It would seem that this necessity to address the inflation of migration flows in the same way they would a security threat is felt by the European political elites to be a way to appease the illogical fear of their voters. It is far from a new phenomenon, it builds on decades of sensationalist media coverage and a traditionally right-wing narrative. However, seeing it on this scale, championed by an organisation built on values of solidarity, peace and liberty gives it a renewed impact.

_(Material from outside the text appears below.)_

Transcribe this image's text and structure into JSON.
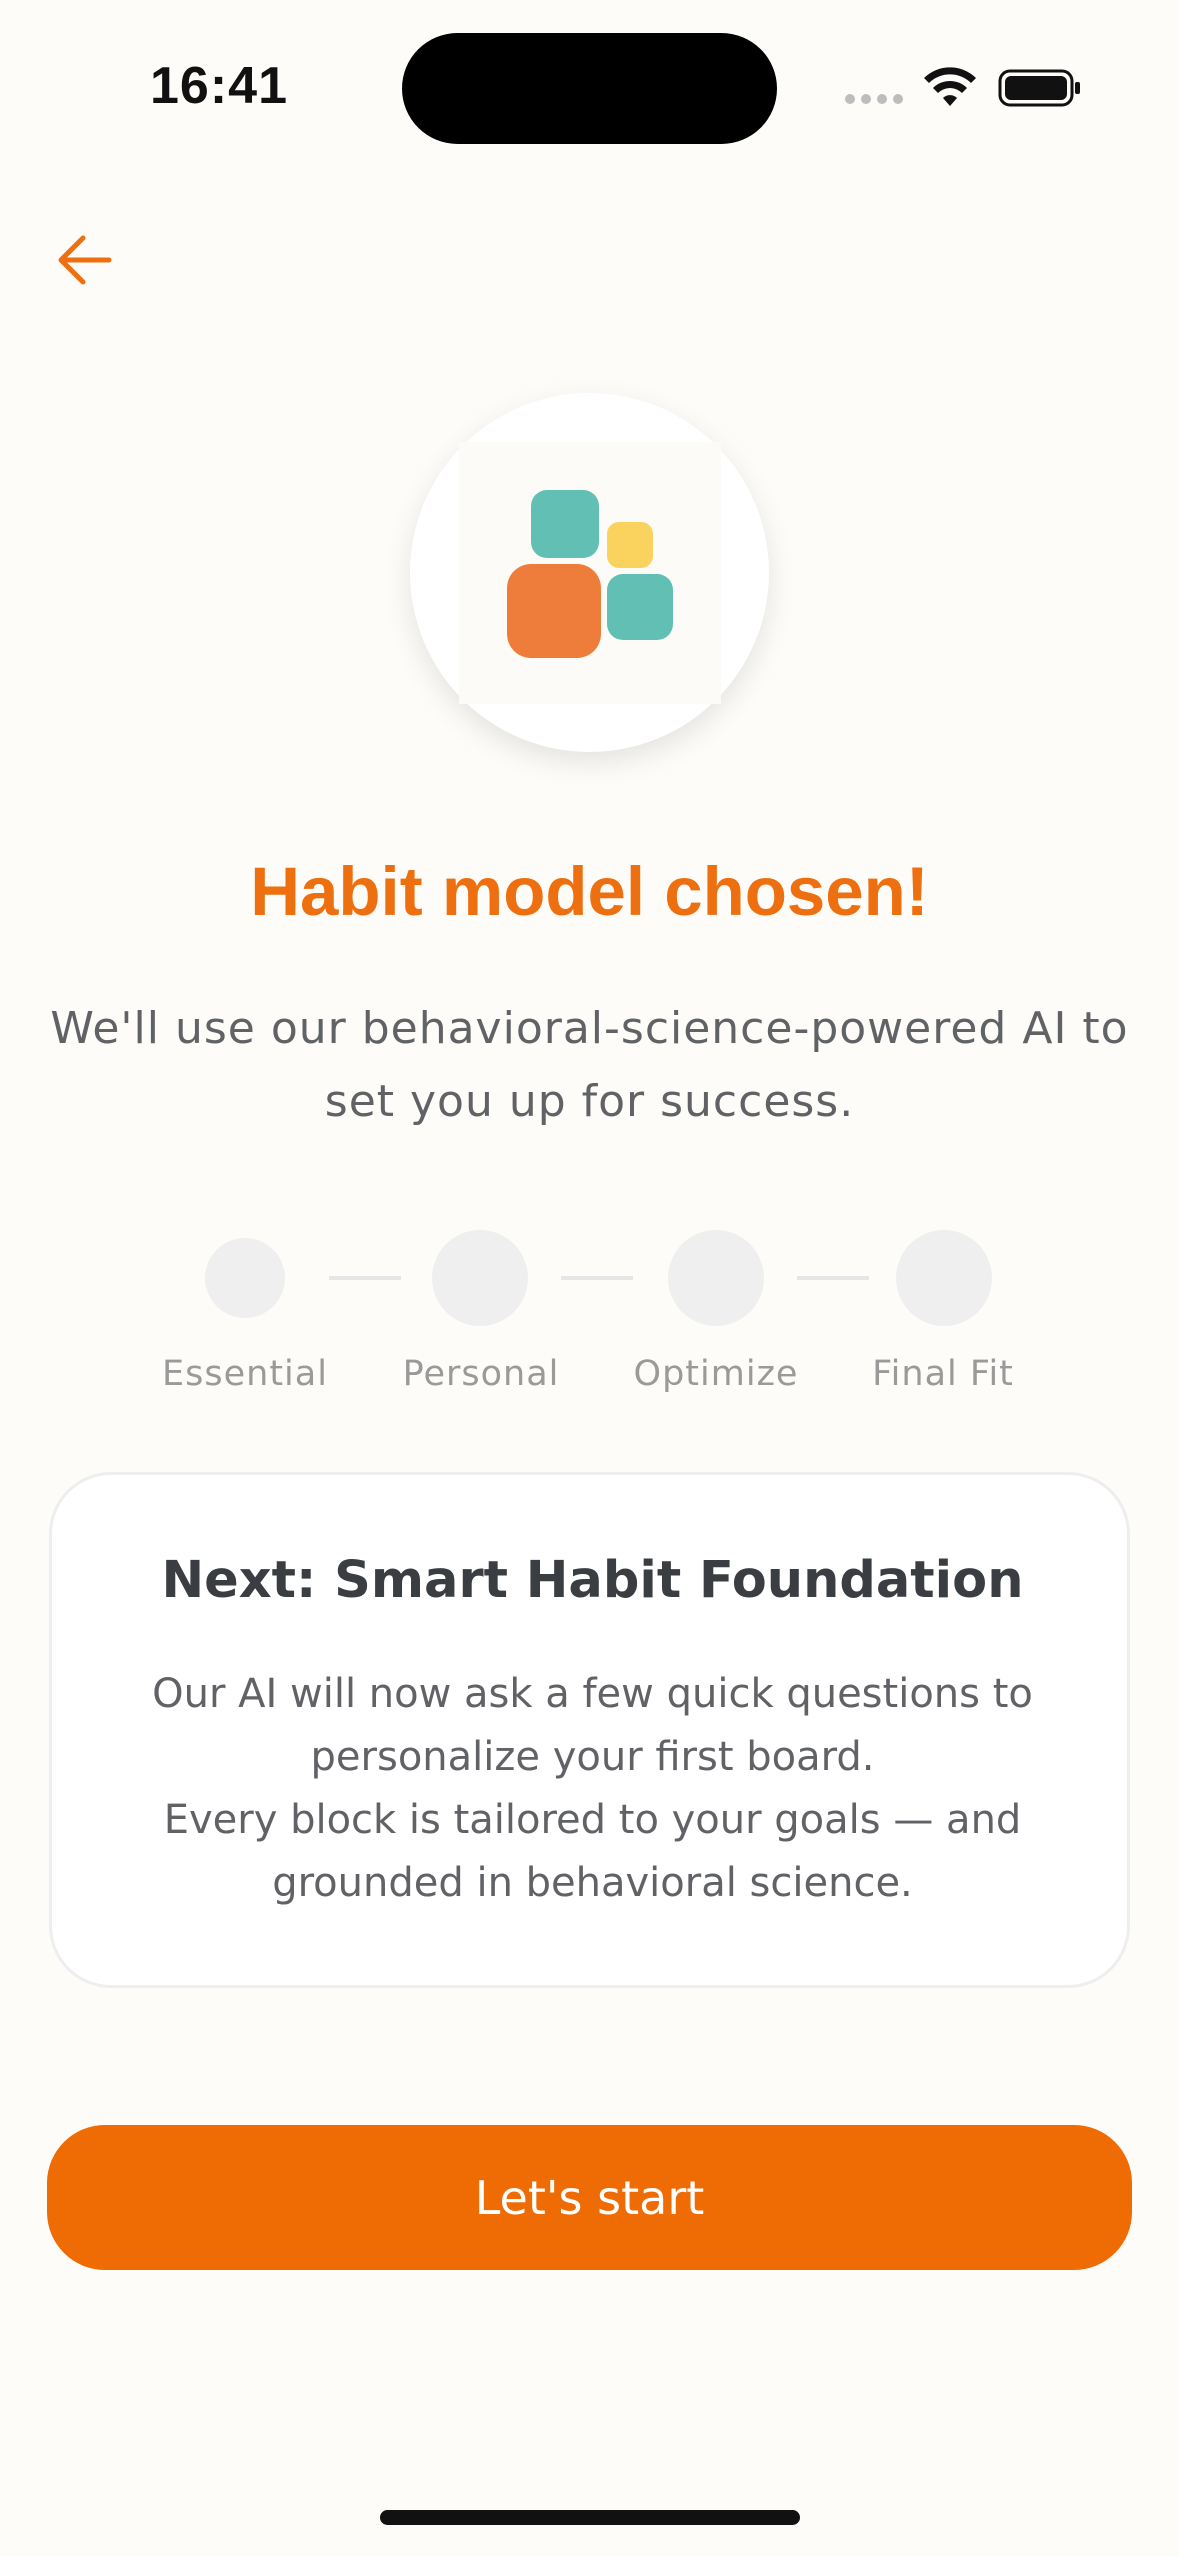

The powers-that-be may seem to think the storm has passed, that amidst all the xenophobic hysteria that gripped the continent, they managed to keep the European Union from collapsing. But by adressing it this way, they made the Migrant crisis a reality, an issue that needed to be tackled with emergency measures. They legitimised at the highest level a certain discourse, a xenophobic narrative that equates migrations to an existential threat. In doing so they may even have helped far-right and eurosceptic movements gain more ground.
If this happens, the European Union will have failed on all levels. It will have failed both its citizens and the migrants that die trying to reach its shores. The lives of those drowning in the Mediterranean Sea are a bitter price to pay only to see eurosceptic forces tear the Union to pieces from the inside anyway.
Let’s not forget that, while Europe refuses to take its fair share of refugees, around 30,000 of them have died trying to cross the Mediterranean since the year 2000. Even scarier: this number is a mere estimation. Who knows how high the real numbers are.
 International Office of Migration
 UNHCR Tracks, 2015: The Year of Europe’s Refugee Crisis, 8 December 2015, available at: http://tracks.unhcr.org/2015/12/2015-the-year-of-europes-refugee-crisis/
 MILES Tom, EU gets one million migrants in 2015, smugglers seen making $1 billion in Reuters, 22 December 2015, available at: http://www.reuters.com/article/us-europe-migrants-idUSKBN0U50WI20151222
 FRONTEX, Risk Analysis for 2016, available at: http://frontex.europa.eu/assets/Publications/Risk_Analysis/Annula_Risk_Analysis_2016.pdf
 Aljazeera, Ten countries host half of world’s refugees: report. World’s wealthiest nations accused by Amnesty of leaving poorer countries bearing the brunt of global refugee crisis, 4 October 2016, available at:http://www.aljazeera.com/news/2016/10/ten-countries-host-world-refugees-report-161004042014076.html
 Camille Bordenet et Madjid Zerrouky, Méditerranée : chiffres et carte pour comprendre la tragédie, 20 April 2015, available at: http://www.lemonde.fr/les-decodeurs/article/2015/04/20/en-2015-un-migrant-meurt-toutes-les-deux-heures-en-moyenne-en-mediterranee_4619379_4355770.html#3mTToCueFQAzG4Y1.99
 Ministero della Difesa italiano, Mare Nostrum Operation, available at: http://www.marina.difesa.it/EN/operations/Pagine/MareNostrum.aspx
 In International relations, the Copenhagen School of security studies is a school of thought that combines a strong constructivist approach with traditional political realism. Many of the school’s members were associated with the Copenhagen Peace Research Institute, hence the name.
 The tanks in question may have been invited, they may have come to help an ally, escort a humanitarian convoy, or even be lost. The point is that this simple setup is not a the expression of an aggression in itself – until someone decides to make it one, that is.
 For more on securitisation, see the Copenhagen School’s handbook, written by its most prominent members: BUZAN Barry, WAEVER Ole and WILDE Jaap de, Security: A New Framework for Analysis, Boulder/London, Lynne Rienner Publishers Inc, 1997, 239 p.